Don’t Need It? Donate It—to Your Local Animal ShelterPosted: January 1, 2010
And we’re not just talking about cat and dog food and a few blankets, but office equipment and household goods, too.
If you check the “wish lists” of any organization that offers assistance to animals, you might be surprised at what you’d find they can use. On almost every list for the shelters and organizations here in Pittsburgh I find such various necessary items as an office chair, a multiple CD player and “veterinarians able to perform rabbit spay/neuter.”
Behind the front lines of rescuing, spaying, neutering, healing, housing and adopting animals, there is an administrative body of some sort even if no physical shelter exists. Records must be kept and stored, publicity sent, checks written and staff and/or volunteers taken care of in some way.
Money is always short at shelters and rescue organizations, so it makes sense that donating items that don’t directly serve the animals themselves either saves money, such as office supplies which are necessary, or just makes the atmosphere more welcoming and healing for both animals and staff, such as a multiple CD player or a DVD player which is not necessary but which plays soothing music or an entertaining animal DVD.
Then there are office basics like copy paper, computers and printers, pens, markers and Post-its, and basic housekeeping items such as brooms, mops, laundry detergent and paper towels.
All the more for spay/neuter programs, health care for injured or abused animals and outreach and education programs.
Health care items such as gauze pads, hydrogen peroxide, Q-tips and more are used for animals as well as humans. Think of what you’ve seen your veterinarian or vet tech use.
And then there are the practical things that shelters need in great quantities and use up quickly—mostly food and bedding.
All animals need to eat, and shelters will often take opened bags of dry food if your animals don’t like it and you don’t want to send it back to the manufacturer.
If you see food on sale, especially canned food, purchase a few cans to donate. Even a half-dozen cans provides meals to older animals, those with special needs or animals who are recovering from serious injury or illness after rescue.
Treats are always appreciated as they can help to train animals who may not have received any discipline, and they can also help a human form a bond with a distrustful animal who was neglected or abused.
Bedding is another constant need. Even shelters which don’t keep animals in cages need comfortable places for them to dig and curl up to sleep, and those animals with special needs or in recovery especially need soft bedding. All of it needs to be frequently washed or even discarded after use because of excessive soiling or contagious disease.

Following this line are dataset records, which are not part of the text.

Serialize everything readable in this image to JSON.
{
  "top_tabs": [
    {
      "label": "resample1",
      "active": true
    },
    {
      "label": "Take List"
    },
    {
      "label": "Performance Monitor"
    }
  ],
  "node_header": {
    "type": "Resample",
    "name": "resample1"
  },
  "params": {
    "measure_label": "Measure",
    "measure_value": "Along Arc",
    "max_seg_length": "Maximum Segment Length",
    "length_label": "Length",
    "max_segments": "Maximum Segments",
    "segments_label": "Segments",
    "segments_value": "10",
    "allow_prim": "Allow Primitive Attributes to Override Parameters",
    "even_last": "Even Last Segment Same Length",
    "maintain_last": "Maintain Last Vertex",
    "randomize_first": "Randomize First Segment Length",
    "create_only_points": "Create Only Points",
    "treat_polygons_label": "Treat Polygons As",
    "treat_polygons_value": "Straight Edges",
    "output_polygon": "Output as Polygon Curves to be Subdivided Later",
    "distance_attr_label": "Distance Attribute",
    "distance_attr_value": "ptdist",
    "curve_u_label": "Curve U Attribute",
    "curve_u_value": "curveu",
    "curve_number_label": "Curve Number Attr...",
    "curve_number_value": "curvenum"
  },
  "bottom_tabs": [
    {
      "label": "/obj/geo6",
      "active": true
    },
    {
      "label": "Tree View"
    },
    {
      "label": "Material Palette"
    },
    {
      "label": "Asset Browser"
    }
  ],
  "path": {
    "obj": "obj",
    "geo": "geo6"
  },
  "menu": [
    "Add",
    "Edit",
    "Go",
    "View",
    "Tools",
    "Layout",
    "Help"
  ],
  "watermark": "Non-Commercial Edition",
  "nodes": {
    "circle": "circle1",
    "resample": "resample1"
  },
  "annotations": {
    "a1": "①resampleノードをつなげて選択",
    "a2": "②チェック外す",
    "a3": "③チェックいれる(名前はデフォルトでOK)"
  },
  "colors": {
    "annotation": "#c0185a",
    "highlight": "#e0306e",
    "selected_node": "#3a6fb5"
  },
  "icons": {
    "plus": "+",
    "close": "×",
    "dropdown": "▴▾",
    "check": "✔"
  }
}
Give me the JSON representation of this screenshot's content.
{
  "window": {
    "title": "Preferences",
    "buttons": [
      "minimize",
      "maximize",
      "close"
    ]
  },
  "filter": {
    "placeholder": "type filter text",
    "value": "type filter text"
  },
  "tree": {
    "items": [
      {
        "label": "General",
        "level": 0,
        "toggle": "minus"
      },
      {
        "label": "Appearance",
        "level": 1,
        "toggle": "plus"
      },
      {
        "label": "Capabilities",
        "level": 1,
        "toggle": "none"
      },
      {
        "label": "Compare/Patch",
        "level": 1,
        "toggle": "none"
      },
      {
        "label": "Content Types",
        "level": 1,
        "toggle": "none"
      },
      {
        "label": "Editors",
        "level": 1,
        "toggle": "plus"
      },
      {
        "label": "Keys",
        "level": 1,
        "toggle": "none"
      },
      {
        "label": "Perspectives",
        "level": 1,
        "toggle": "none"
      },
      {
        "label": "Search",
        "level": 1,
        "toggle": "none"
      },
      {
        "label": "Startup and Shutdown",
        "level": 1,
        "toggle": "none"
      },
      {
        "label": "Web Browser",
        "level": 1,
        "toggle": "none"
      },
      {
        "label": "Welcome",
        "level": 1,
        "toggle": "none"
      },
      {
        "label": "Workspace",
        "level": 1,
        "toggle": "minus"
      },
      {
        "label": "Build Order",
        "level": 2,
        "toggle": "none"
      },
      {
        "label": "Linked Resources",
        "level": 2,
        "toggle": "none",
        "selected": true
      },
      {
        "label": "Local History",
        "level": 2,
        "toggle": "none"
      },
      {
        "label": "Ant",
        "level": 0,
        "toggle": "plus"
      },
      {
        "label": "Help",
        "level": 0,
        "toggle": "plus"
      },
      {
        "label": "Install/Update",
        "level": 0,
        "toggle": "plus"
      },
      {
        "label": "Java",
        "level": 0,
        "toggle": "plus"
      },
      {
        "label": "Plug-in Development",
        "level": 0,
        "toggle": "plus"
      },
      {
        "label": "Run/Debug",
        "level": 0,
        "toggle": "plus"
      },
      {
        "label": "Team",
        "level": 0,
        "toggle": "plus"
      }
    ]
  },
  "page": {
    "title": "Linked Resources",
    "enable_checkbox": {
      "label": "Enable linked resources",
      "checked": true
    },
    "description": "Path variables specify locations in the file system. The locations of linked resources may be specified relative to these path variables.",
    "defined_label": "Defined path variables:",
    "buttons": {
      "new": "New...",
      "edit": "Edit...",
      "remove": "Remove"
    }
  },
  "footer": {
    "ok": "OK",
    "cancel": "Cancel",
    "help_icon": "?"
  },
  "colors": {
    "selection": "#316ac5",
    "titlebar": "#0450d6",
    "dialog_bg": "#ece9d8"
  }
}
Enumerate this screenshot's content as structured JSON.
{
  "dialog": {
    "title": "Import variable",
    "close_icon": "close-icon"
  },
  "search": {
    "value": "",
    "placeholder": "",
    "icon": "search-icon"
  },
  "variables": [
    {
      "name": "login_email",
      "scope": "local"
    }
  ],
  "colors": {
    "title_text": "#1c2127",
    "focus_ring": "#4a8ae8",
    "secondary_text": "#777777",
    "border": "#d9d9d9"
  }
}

My mother lives in a personal care home, and when she lived in a smaller home that didn’t have a laundry or linen service I took as many discarded sheets, blankets, bedspreads and pillows as I could to donate to local shelters. According to code, once items have been stained they can’t be used for human bedding, but once washed they can still be used for animals in shelters, and can even be cut into smaller pieces to serve more animals.
And old fur coats provide great comfort to neonatal or young animals missing their mothers, especially wildlife in rescue and rehabilitation centers.
You can imagine cleaning up after all those animals! A roll or two of paper towels can go a long way, as well as a bottle of bleach, even garbage bags.
That’s just a partial list, and you don’t really need to think of purchasing them yourself. Often you’ll find you have extras of things you don’t need, or, like the bedding from the personal care home, you’ll find things that others are discarding. You can also clean up at a yard sale or especially an estate sale where the house has to be completely cleaned out, and what else to you do with partially used cleaning products? One of my design customers hosts estate sales, and immediately packs up anything along these lines to be donated to a shelter. If you don’t take it there you can always suggest it to someone else who has access to it.
So be creative when you are cleaning out old things, and when you hear of others cleaning as well. Make sure you check the wish lists first to make sure they can use it—and note that not all of them take food that’s been opened. Here are a few sample wish lists, from the Western Pennsylvania Humane Society, from Animal Friends, and from the Animal Rescue League of Western Pennsylvania. Each of them had a choice of “wish list” under “donate” on their website. You can’t get any more clear than that!